> [How to complete this task]:
Starting at the first line and ending at the last, output the data exactly.

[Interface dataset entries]
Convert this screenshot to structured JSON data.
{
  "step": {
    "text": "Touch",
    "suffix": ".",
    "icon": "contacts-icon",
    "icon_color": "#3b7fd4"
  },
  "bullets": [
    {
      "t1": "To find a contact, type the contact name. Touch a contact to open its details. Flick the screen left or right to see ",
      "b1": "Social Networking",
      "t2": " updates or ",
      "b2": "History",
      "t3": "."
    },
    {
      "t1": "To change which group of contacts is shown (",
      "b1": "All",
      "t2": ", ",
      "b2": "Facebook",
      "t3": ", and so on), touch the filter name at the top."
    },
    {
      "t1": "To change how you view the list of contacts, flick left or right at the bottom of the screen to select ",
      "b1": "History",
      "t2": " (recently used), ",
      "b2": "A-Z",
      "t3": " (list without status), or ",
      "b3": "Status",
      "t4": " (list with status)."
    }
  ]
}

> [Response box]:
Convert this screenshot to structured JSON data.
{
  "step": {
    "text": "Touch",
    "suffix": ".",
    "icon": "contacts-icon",
    "icon_color": "#3b7fd4"
  },
  "bullets": [
    {
      "t1": "To find a contact, type the contact name. Touch a contact to open its details. Flick the screen left or right to see ",
      "b1": "Social Networking",
      "t2": " updates or ",
      "b2": "History",
      "t3": "."
    },
    {
      "t1": "To change which group of contacts is shown (",
      "b1": "All",
      "t2": ", ",
      "b2": "Facebook",
      "t3": ", and so on), touch the filter name at the top."
    },
    {
      "t1": "To change how you view the list of contacts, flick left or right at the bottom of the screen to select ",
      "b1": "History",
      "t2": " (recently used), ",
      "b2": "A-Z",
      "t3": " (list without status), or ",
      "b3": "Status",
      "t4": " (list with status)."
    }
  ]
}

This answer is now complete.